I cross the Kanawha and stop for a six-pack, then point my big google-eyed headlights to the Motel 6. The room has recently been converted to ÔÇ£non-smokingÔÇØ and apparently all theyÔÇÖve done is stick up the sign and take the ashtrays out. IÔÇÖm not complaining, IÔÇÖve paid more for worse bunks. The people in the next room stop me- ÔÇ£Hey, is that your bike? We saw you pass us a while ago. We used to ride everywhere we wentÔÇªÔÇØ Later, another guy stops me in the parking lot- he and his son ride together, but heÔÇÖs amazed that I went all the way to Michigan to buy my bike. I donÔÇÖt let on that IÔÇÖm taking three days to ride home.

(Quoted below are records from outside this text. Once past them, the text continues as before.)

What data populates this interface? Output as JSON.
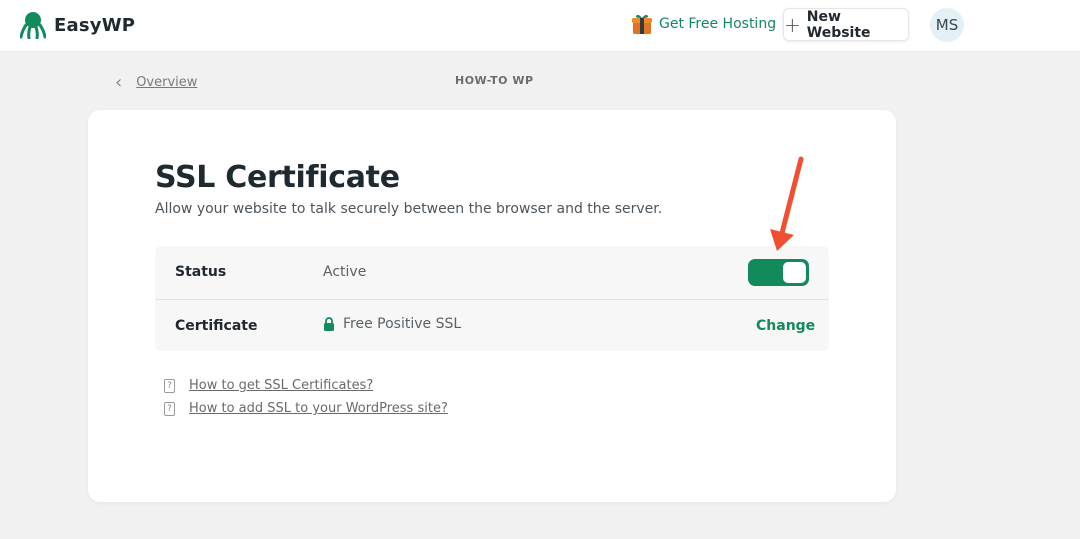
{
  "header": {
    "brand_name": "EasyWP",
    "free_hosting_label": "Get Free Hosting",
    "new_website_label": "New Website",
    "avatar_initials": "MS"
  },
  "breadcrumb": {
    "back_label": "Overview",
    "site_name": "HOW-TO WP"
  },
  "ssl": {
    "title": "SSL Certificate",
    "subtitle": "Allow your website to talk securely between the browser and the server.",
    "status_label": "Status",
    "status_value": "Active",
    "toggle_on": true,
    "certificate_label": "Certificate",
    "certificate_value": "Free Positive SSL",
    "change_label": "Change"
  },
  "help_links": [
    "How to get SSL Certificates?",
    "How to add SSL to your WordPress site?"
  ],
  "colors": {
    "accent": "#138a5c",
    "annotation_arrow": "#f0502f"
  }
}
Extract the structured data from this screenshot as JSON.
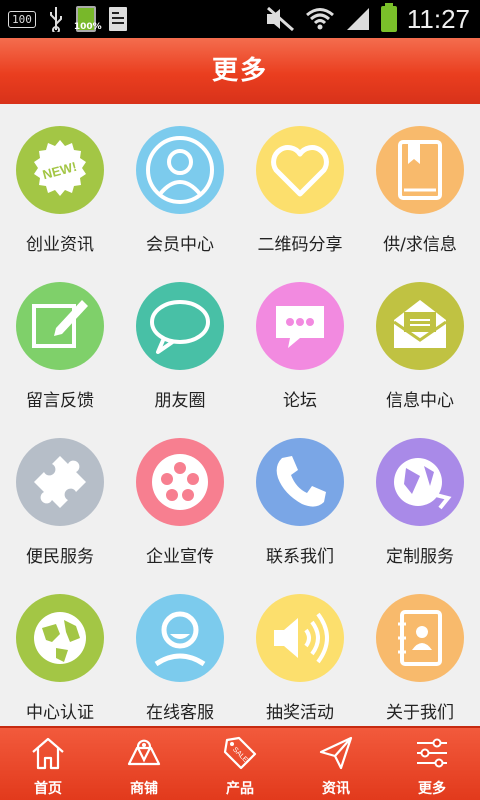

Tonite itÔÇÖs DominoÔÇÖs, and after a couple Sammies I start the internal debate over whether to Join ADVRider or take the sticker off.
ÔÇ£Which costs more, joining ADVRider or taking an ADV sticker off my bags?ÔÇØ
ÔÇ£Which is more likely to mess up my bags- joining ADVRider or taking an ADV sticker off my bags?ÔÇØ
ÔÇ£Which is more likely to irritate my wife- joining ADVRider or taking an ADV sticker off my bags?ÔÇØ
ÔÇ£Which takes longer- joining ADVRider or taking an ADV sticker off my bags?ÔÇØ
ÔÇ£Which involves more harsh solvents- joining ADVRider or taking an ADV sticker off my bags?ÔÇØ
ItÔÇÖs a relief when I finally fall asleep.